WHEN THE TOWN of Todos Santos was laid out in 1868, it contained 20 acres divided into 19 blocks and a plaza. The center of the community, the plaza was bounded by the present day streets of Willow Pass, Grant, Mt. Diablo, and Salvio. Dedicated by Salvio Pacheco to the people of Todos Santos to be used as a park, it became the focus of the city’s entertainment and business district.
In the early 1870s, fast-growing eucalyptus trees were planted throughout the area. To protect the trees from roaming stock, a picket fence with turnstiles at each corner was built. As the trees grew and provided generous shade, the plaza was used for the community’s gatherings and celebrations.
In 1903, former justice of the peace John Burke obtained two large cannons from the old battleship U.S.S. Independence to ornament the plaza. The old war relics graced the plaza for many years, but they mysteriously disappeared in the 1940s.
Another addition to the grounds was a band stand, donated by the Native Daughters of the Golden West, and Sunday afternoon musical concerts became a popular attraction during the summers.
In 1912, the first of the many Concord Walnut Festivals was held here, and in 1917, a Carnegie Library was built in the plaza.

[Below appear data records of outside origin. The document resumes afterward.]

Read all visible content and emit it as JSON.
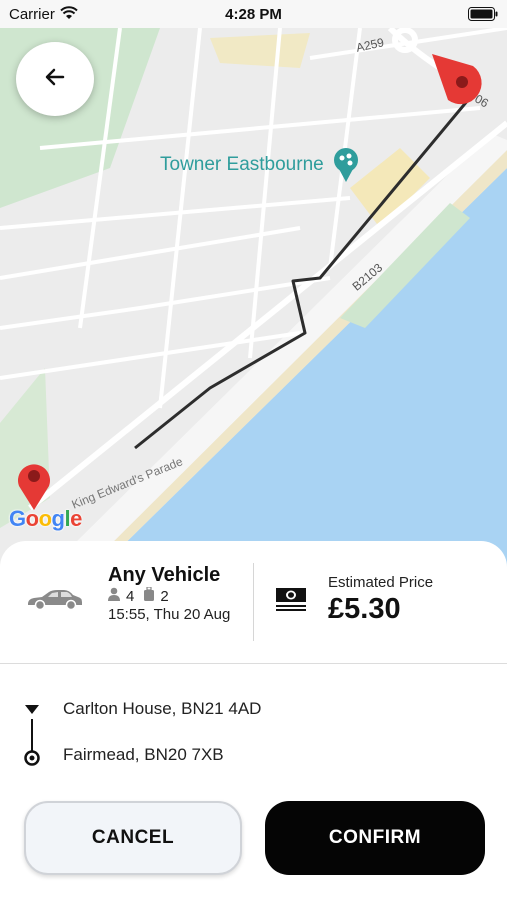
{
  "status_bar": {
    "carrier": "Carrier",
    "time": "4:28 PM"
  },
  "map": {
    "poi_label": "Towner Eastbourne",
    "road_labels": {
      "a259": "A259",
      "road_06": "06",
      "b2103": "B2103",
      "edwards_parade": "King Edward's Parade"
    },
    "logo_letters": [
      "G",
      "o",
      "o",
      "g",
      "l",
      "e"
    ],
    "colors": {
      "sea": "#a9d3f3",
      "route": "#2d2d2d",
      "marker": "#e53935",
      "park": "#cfe6cf",
      "poi": "#2f9d9c"
    }
  },
  "ride": {
    "vehicle_name": "Any Vehicle",
    "passengers": "4",
    "luggage": "2",
    "datetime": "15:55, Thu 20 Aug",
    "price_label": "Estimated Price",
    "price_value": "£5.30"
  },
  "route": {
    "pickup": "Carlton House, BN21 4AD",
    "dropoff": "Fairmead, BN20 7XB"
  },
  "actions": {
    "cancel_label": "CANCEL",
    "confirm_label": "CONFIRM"
  },
  "icons": [
    "wifi-icon",
    "battery-icon",
    "back-arrow-icon",
    "map-marker-icon",
    "car-icon",
    "person-icon",
    "luggage-icon",
    "cash-icon",
    "pickup-icon",
    "dropoff-icon",
    "poi-icon"
  ]
}
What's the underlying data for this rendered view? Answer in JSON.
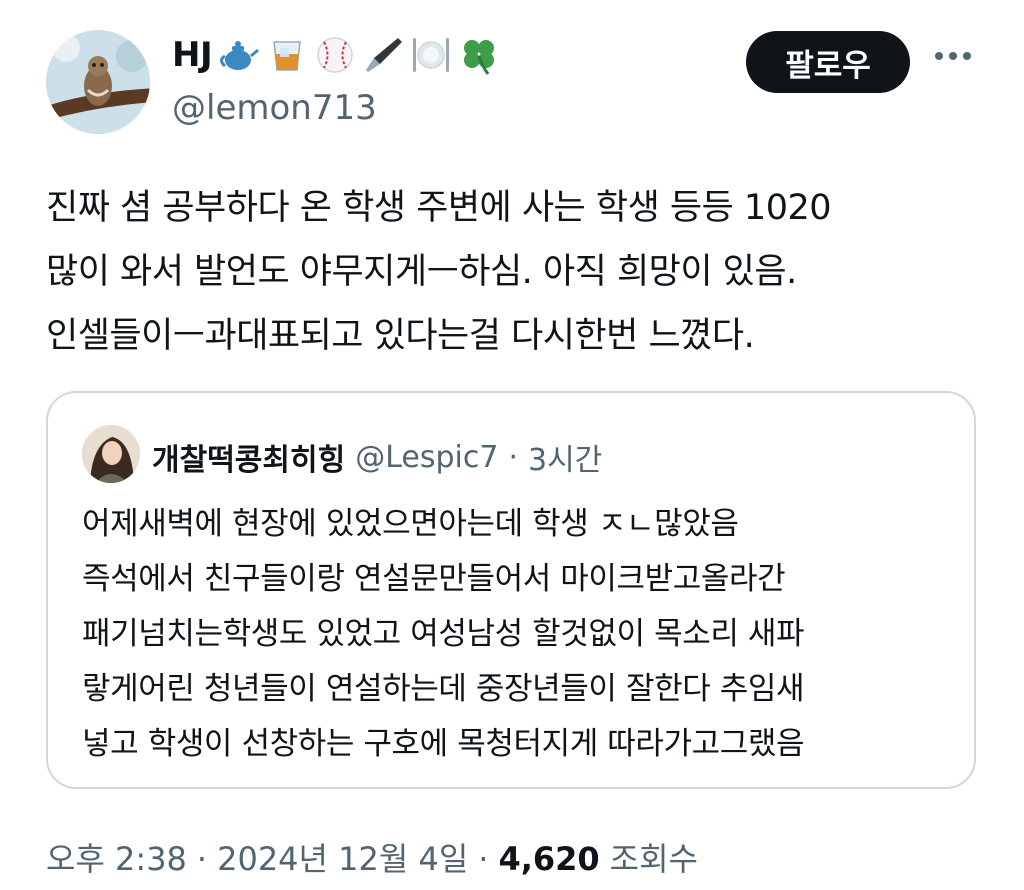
{
  "author": {
    "name": "HJ",
    "handle": "@lemon713",
    "emojis": [
      "teapot-icon",
      "whisky-glass-icon",
      "baseball-icon",
      "fountain-pen-icon",
      "fork-knife-plate-icon",
      "four-leaf-clover-icon"
    ]
  },
  "follow_label": "팔로우",
  "tweet_lines": [
    "진짜 셤 공부하다 온 학생 주변에 사는 학생 등등 1020",
    "많이 와서 발언도 야무지게ㅡ하심. 아직 희망이 있음.",
    "인셀들이ㅡ과대표되고 있다는걸 다시한번 느꼈다."
  ],
  "quote": {
    "name": "개찰떡콩최히힝",
    "handle": "@Lespic7",
    "separator": "·",
    "time": "3시간",
    "lines": [
      "어제새벽에 현장에 있었으면아는데 학생 ㅈㄴ많았음",
      "즉석에서 친구들이랑 연설문만들어서 마이크받고올라간",
      "패기넘치는학생도 있었고 여성남성 할것없이 목소리 새파",
      "랗게어린 청년들이 연설하는데 중장년들이 잘한다 추임새",
      "넣고 학생이 선창하는 구호에 목청터지게 따라가고그랬음"
    ]
  },
  "meta": {
    "time": "오후 2:38",
    "sep1": "·",
    "date": "2024년 12월 4일",
    "sep2": "·",
    "views": "4,620",
    "views_label": "조회수"
  }
}
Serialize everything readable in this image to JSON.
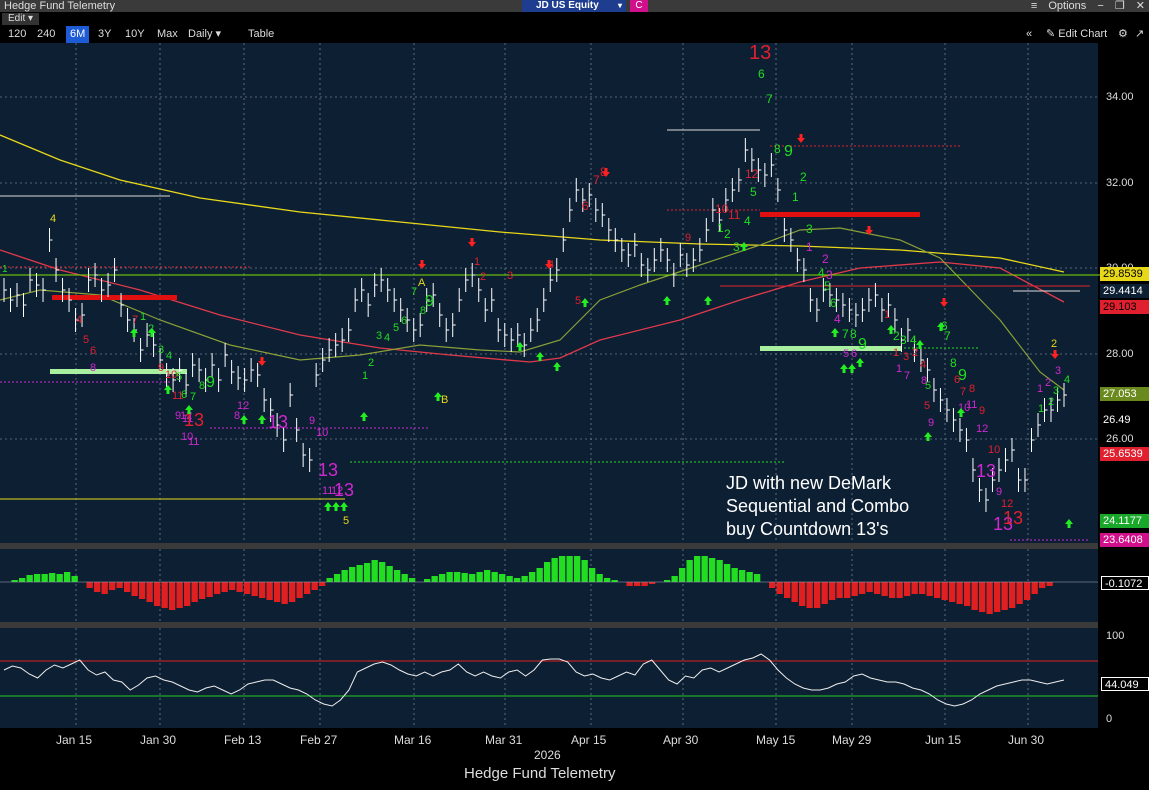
{
  "window": {
    "title": "Hedge Fund Telemetry",
    "ticker": "JD US Equity",
    "c_label": "C",
    "options": "Options"
  },
  "edit_label": "Edit",
  "toolbar": {
    "periods": [
      "120",
      "240",
      "6M",
      "3Y",
      "10Y",
      "Max"
    ],
    "selected": "6M",
    "frequency": "Daily ▾",
    "table": "Table",
    "edit_chart": "Edit Chart"
  },
  "price_axis": [
    "34.00",
    "32.00",
    "30.00",
    "28.00",
    "26.00"
  ],
  "price_tags": [
    {
      "label": "29.8539",
      "bg": "#e8d81a",
      "fg": "#000"
    },
    {
      "label": "29.4414",
      "bg": "#0d1f33",
      "fg": "#ffffff"
    },
    {
      "label": "29.103",
      "bg": "#e0202e",
      "fg": "#000"
    },
    {
      "label": "27.053",
      "bg": "#6a8a1e",
      "fg": "#fff"
    },
    {
      "label": "26.49",
      "bg": "#000000",
      "fg": "#ffffff"
    },
    {
      "label": "25.6539",
      "bg": "#e0202e",
      "fg": "#fff"
    },
    {
      "label": "24.1177",
      "bg": "#1aa82a",
      "fg": "#fff"
    },
    {
      "label": "23.6408",
      "bg": "#d0108a",
      "fg": "#fff"
    }
  ],
  "macd_label": "-0.1072",
  "rsi_axis": [
    "100",
    "0"
  ],
  "rsi_label": "44.049",
  "x_axis": [
    "Jan 15",
    "Jan 30",
    "Feb 13",
    "Feb 27",
    "Mar 16",
    "Mar 31",
    "Apr 15",
    "Apr 30",
    "May 15",
    "May 29",
    "Jun 15",
    "Jun 30"
  ],
  "year": "2026",
  "footer": "Hedge Fund Telemetry",
  "annotation": "JD with new DeMark\nSequential and Combo\nbuy Countdown 13's",
  "demark": {
    "big13": "13",
    "sell_counts": [
      "1",
      "2",
      "3",
      "4",
      "5",
      "6",
      "7",
      "8",
      "9",
      "10",
      "11",
      "12"
    ],
    "buy_labels": [
      "9",
      "13"
    ]
  },
  "colors": {
    "panel": "#0d1f33",
    "up": "#22dd22",
    "down": "#e0202e",
    "magenta": "#d028d0",
    "yellow": "#e8d81a",
    "olive": "#7a9a2a"
  }
}
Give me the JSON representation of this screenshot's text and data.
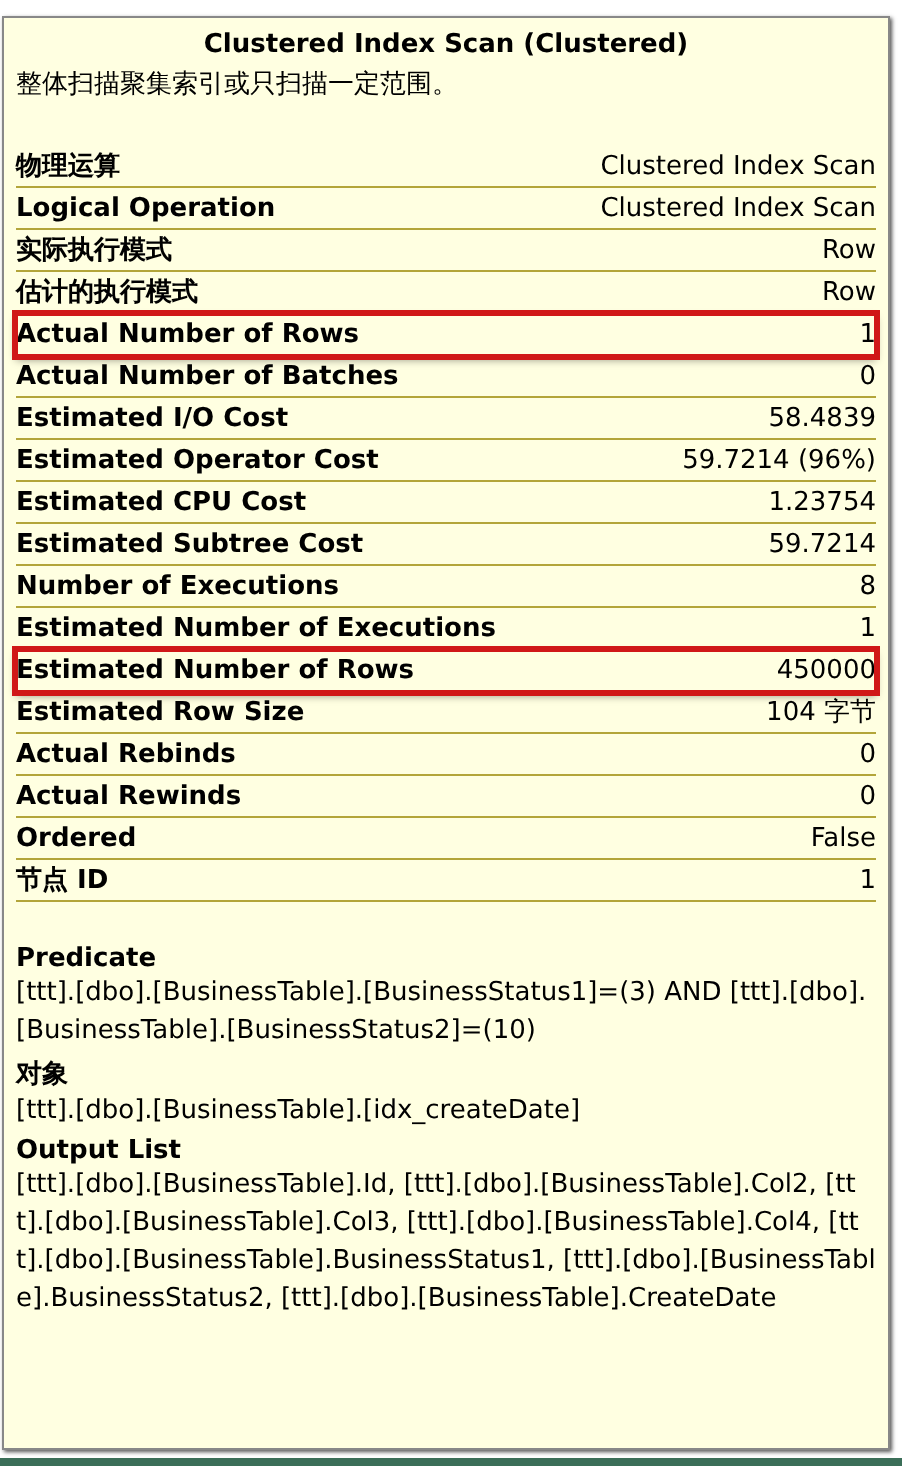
{
  "tooltip": {
    "title": "Clustered Index Scan (Clustered)",
    "description": "整体扫描聚集索引或只扫描一定范围。",
    "properties": [
      {
        "label": "物理运算",
        "value": "Clustered Index Scan",
        "highlighted": false
      },
      {
        "label": "Logical Operation",
        "value": "Clustered Index Scan",
        "highlighted": false
      },
      {
        "label": "实际执行模式",
        "value": "Row",
        "highlighted": false
      },
      {
        "label": "估计的执行模式",
        "value": "Row",
        "highlighted": false
      },
      {
        "label": "Actual Number of Rows",
        "value": "1",
        "highlighted": true
      },
      {
        "label": "Actual Number of Batches",
        "value": "0",
        "highlighted": false
      },
      {
        "label": "Estimated I/O Cost",
        "value": "58.4839",
        "highlighted": false
      },
      {
        "label": "Estimated Operator Cost",
        "value": "59.7214 (96%)",
        "highlighted": false
      },
      {
        "label": "Estimated CPU Cost",
        "value": "1.23754",
        "highlighted": false
      },
      {
        "label": "Estimated Subtree Cost",
        "value": "59.7214",
        "highlighted": false
      },
      {
        "label": "Number of Executions",
        "value": "8",
        "highlighted": false
      },
      {
        "label": "Estimated Number of Executions",
        "value": "1",
        "highlighted": false
      },
      {
        "label": "Estimated Number of Rows",
        "value": "450000",
        "highlighted": true
      },
      {
        "label": "Estimated Row Size",
        "value": "104 字节",
        "highlighted": false
      },
      {
        "label": "Actual Rebinds",
        "value": "0",
        "highlighted": false
      },
      {
        "label": "Actual Rewinds",
        "value": "0",
        "highlighted": false
      },
      {
        "label": "Ordered",
        "value": "False",
        "highlighted": false
      },
      {
        "label": "节点 ID",
        "value": "1",
        "highlighted": false
      }
    ],
    "sections": [
      {
        "heading": "Predicate",
        "text": "[ttt].[dbo].[BusinessTable].[BusinessStatus1]=(3) AND [ttt].[dbo].[BusinessTable].[BusinessStatus2]=(10)"
      },
      {
        "heading": "对象",
        "text": "[ttt].[dbo].[BusinessTable].[idx_createDate]"
      },
      {
        "heading": "Output List",
        "text": "[ttt].[dbo].[BusinessTable].Id, [ttt].[dbo].[BusinessTable].Col2, [ttt].[dbo].[BusinessTable].Col3, [ttt].[dbo].[BusinessTable].Col4, [ttt].[dbo].[BusinessTable].BusinessStatus1, [ttt].[dbo].[BusinessTable].BusinessStatus2, [ttt].[dbo].[BusinessTable].CreateDate"
      }
    ]
  }
}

In 1931, the eucalyptus trees, suffering from ol age, were cut down. Civic groups staged benefits toraise money for a plaza improvement project – the idea of Paul Keller. An 800-foot-long pergola thought to the largest in the world, was built. Many varieties of wisteria were planted under Keller’s direction by the Native Daughters and the Mt. Diablo Women’s Club. For many years, a Wisteria Festival was held in the plaza.
In the 1950s, the plaza underwent extensive remodeling. The pergola, along with the wisteria, the library, and the bandstand were removed. In 1961 benches and picnic tables were added, and new trees and raised flower beds were planted.
The Downtown Property Owners Association downtown beautification program, launched in the late 1960s, also included plans to revitalize the plaza. At that time, the Concord City Council adopted Betty Beede’s suggestion that the plaza be officially called Todos Santos Plaza, commemorating Concord’s original name.